* [Exercise instructions]
The required answer is every line of the data containing the word "step".

══ Supplied data

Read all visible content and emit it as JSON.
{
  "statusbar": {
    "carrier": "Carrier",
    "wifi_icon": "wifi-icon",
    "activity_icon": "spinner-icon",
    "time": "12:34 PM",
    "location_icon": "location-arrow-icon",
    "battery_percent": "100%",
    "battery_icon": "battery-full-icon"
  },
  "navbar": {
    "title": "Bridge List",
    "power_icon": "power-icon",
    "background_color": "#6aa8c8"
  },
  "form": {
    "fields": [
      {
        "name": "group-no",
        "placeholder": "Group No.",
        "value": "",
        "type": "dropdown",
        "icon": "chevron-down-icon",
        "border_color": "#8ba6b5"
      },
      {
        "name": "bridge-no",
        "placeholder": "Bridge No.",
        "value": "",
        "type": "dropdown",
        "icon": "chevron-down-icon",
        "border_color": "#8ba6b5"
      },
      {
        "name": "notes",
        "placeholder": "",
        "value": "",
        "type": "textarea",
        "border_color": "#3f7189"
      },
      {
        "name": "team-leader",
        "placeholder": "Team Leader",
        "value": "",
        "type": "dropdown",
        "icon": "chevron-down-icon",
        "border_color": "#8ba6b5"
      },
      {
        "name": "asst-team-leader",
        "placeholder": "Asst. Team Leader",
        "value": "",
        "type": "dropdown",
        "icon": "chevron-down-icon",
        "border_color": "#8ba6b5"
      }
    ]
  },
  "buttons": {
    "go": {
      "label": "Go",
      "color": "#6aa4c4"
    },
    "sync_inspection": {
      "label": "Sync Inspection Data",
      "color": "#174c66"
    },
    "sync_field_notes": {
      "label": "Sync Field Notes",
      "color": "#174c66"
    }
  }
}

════
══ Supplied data

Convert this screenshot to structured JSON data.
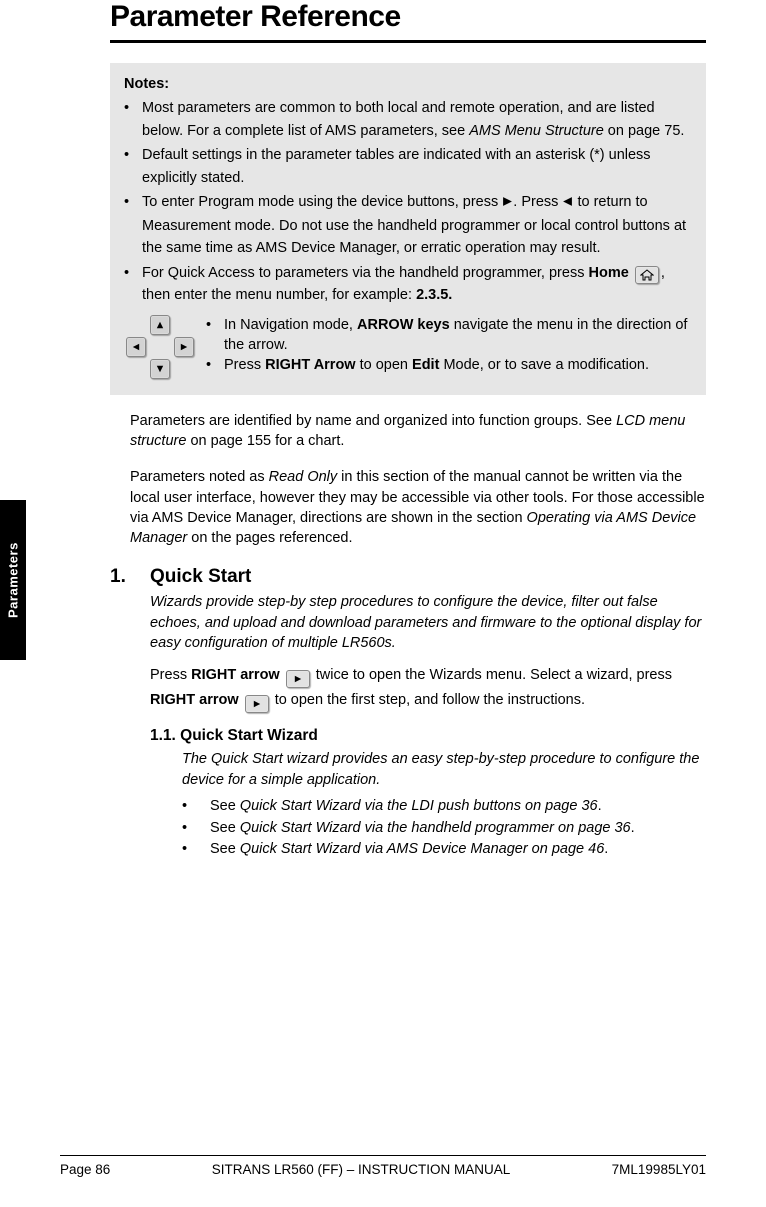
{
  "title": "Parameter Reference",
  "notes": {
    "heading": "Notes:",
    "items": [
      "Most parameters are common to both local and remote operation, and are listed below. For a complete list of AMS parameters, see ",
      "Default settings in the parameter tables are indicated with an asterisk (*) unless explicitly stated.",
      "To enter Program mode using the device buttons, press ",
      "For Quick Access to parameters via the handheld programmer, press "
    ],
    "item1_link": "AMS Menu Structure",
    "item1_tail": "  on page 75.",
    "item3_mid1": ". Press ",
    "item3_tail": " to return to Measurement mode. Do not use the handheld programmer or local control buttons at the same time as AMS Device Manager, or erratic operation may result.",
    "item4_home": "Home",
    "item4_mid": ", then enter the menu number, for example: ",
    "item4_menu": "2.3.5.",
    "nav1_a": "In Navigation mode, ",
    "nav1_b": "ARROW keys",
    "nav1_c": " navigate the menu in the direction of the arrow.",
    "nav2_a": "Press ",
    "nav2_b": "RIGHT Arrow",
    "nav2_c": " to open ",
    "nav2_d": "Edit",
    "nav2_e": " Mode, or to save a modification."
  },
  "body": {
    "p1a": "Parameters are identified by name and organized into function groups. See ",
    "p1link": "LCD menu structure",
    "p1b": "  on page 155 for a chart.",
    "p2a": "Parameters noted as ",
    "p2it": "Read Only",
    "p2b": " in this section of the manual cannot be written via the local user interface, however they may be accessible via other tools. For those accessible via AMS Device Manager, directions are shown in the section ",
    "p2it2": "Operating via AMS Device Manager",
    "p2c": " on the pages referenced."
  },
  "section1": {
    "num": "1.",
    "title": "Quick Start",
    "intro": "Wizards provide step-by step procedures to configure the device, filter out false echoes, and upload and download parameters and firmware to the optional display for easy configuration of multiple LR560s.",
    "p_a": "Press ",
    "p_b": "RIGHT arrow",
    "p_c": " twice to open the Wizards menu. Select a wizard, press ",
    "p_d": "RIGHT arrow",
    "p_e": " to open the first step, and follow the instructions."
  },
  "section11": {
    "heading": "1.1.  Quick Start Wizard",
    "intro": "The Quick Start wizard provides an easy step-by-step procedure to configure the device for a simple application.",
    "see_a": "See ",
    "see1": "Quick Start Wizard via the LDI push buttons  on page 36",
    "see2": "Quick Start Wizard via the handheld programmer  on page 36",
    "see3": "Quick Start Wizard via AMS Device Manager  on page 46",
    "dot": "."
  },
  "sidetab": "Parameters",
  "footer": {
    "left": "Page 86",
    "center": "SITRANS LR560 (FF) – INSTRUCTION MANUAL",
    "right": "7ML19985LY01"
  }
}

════
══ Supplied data

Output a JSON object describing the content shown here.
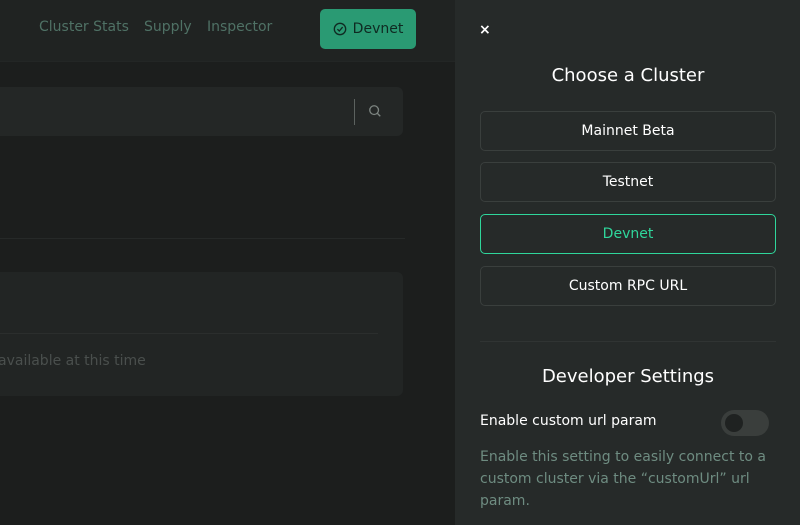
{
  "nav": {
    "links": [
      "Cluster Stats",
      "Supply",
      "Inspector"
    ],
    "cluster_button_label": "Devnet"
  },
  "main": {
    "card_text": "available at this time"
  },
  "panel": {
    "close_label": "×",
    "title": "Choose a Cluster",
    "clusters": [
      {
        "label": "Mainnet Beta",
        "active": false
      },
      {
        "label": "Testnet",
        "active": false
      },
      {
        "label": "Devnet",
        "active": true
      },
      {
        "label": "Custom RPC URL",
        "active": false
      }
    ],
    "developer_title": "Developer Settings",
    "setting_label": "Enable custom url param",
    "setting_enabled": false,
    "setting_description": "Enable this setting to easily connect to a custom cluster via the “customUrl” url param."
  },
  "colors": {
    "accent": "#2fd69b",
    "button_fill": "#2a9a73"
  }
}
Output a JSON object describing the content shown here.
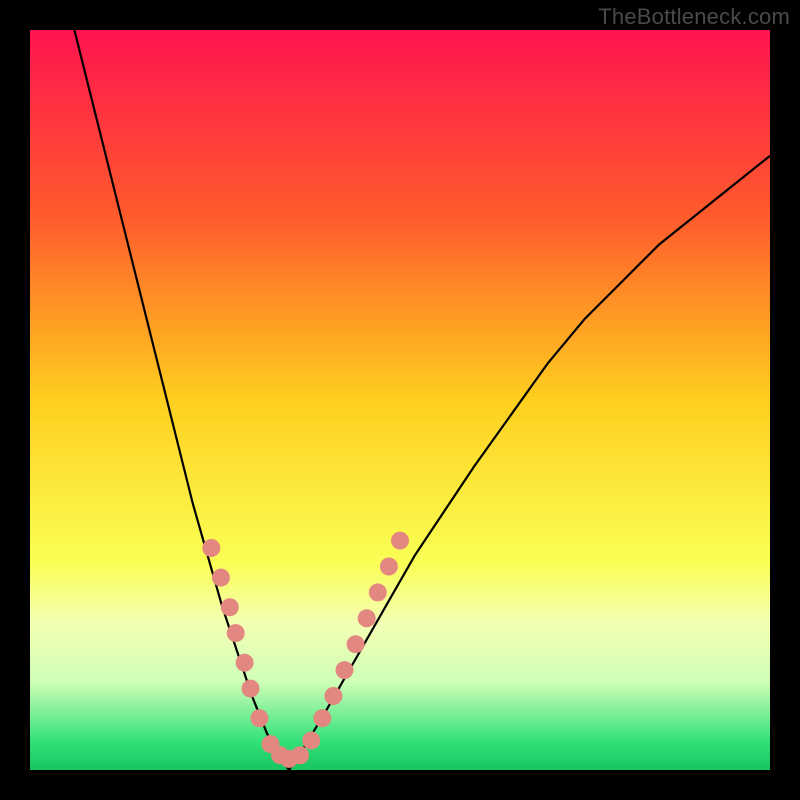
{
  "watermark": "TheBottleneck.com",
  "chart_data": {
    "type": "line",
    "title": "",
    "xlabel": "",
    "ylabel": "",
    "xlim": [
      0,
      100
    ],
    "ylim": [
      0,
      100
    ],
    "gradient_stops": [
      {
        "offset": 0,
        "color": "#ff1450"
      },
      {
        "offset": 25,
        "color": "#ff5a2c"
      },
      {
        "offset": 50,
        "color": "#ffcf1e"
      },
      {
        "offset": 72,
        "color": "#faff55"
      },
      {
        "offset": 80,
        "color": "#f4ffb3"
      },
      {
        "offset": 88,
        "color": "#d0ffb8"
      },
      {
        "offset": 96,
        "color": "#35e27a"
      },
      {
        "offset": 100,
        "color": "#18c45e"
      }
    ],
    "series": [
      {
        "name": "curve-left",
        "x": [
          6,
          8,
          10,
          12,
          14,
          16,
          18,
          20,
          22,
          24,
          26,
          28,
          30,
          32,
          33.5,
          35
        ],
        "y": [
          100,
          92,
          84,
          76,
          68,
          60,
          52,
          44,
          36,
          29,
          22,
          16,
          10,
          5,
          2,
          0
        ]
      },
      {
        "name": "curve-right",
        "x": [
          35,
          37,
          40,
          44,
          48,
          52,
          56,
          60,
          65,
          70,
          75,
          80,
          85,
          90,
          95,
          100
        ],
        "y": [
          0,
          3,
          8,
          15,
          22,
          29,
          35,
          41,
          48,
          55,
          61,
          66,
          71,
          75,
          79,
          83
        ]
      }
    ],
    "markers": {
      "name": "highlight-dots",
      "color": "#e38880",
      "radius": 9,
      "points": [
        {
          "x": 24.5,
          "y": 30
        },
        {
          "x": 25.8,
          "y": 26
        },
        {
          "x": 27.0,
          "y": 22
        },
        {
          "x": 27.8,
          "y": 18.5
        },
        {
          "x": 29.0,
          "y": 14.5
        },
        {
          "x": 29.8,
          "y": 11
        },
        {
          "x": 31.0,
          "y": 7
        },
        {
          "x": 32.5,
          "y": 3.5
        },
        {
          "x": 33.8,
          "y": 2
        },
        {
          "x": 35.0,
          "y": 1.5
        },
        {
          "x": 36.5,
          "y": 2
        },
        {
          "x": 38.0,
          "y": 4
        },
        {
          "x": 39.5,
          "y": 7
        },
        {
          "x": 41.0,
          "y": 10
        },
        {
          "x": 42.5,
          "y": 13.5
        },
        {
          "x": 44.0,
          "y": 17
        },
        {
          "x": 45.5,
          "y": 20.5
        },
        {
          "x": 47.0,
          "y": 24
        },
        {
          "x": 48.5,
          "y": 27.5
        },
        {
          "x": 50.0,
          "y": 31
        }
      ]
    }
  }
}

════

* [Task output]
    "intro": "Wizards provide step-by step procedures to configure the device, filter out false echoes, and upload and download parameters and firmware to the optional display for easy configuration of multiple LR560s.",
    "p_e": " to open the first step, and follow the instructions."
    "intro": "The Quick Start wizard provides an easy step-by-step procedure to configure the device for a simple application.",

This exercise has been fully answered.